** REQUIRED WORK **
Search the material below for lines containing the string "label", and copy every one you find.

** DATA PROVIDED **
* * * * * * *
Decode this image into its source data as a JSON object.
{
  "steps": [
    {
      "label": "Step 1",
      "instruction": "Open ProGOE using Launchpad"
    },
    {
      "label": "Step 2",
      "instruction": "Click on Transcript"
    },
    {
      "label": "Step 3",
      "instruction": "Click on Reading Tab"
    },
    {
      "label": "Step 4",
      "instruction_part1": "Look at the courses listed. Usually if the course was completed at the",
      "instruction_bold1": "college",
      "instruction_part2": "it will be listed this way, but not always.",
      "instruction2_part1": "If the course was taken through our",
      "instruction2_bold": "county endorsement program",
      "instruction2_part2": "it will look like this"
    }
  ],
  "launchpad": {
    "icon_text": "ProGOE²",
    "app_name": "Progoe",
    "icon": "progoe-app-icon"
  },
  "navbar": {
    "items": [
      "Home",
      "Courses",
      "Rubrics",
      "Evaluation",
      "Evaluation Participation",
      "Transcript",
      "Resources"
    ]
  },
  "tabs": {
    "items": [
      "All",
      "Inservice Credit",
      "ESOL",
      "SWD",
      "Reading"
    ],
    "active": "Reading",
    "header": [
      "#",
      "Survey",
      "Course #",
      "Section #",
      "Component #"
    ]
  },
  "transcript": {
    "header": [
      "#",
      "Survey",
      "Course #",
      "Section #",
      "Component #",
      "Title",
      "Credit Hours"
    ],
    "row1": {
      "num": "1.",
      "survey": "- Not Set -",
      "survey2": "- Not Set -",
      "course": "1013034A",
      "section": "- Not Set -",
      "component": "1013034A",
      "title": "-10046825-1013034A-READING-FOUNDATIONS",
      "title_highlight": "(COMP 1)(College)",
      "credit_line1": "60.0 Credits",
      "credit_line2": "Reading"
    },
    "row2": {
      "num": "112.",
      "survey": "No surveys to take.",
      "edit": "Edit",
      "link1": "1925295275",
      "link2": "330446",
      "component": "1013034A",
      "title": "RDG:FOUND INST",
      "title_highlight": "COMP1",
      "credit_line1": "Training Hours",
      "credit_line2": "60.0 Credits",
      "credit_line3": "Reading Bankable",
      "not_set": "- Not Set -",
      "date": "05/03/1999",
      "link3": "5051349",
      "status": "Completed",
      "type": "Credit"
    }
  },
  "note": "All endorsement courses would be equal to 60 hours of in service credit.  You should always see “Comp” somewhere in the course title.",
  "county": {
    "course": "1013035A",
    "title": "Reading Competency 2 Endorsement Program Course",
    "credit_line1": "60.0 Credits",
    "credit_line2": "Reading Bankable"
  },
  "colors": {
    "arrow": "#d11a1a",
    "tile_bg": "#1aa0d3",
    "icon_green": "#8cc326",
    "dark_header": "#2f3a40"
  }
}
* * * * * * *
** ANSWER TO THE PROBLEM **
      "label": "Step 1",
      "label": "Step 2",
      "label": "Step 3",
      "label": "Step 4",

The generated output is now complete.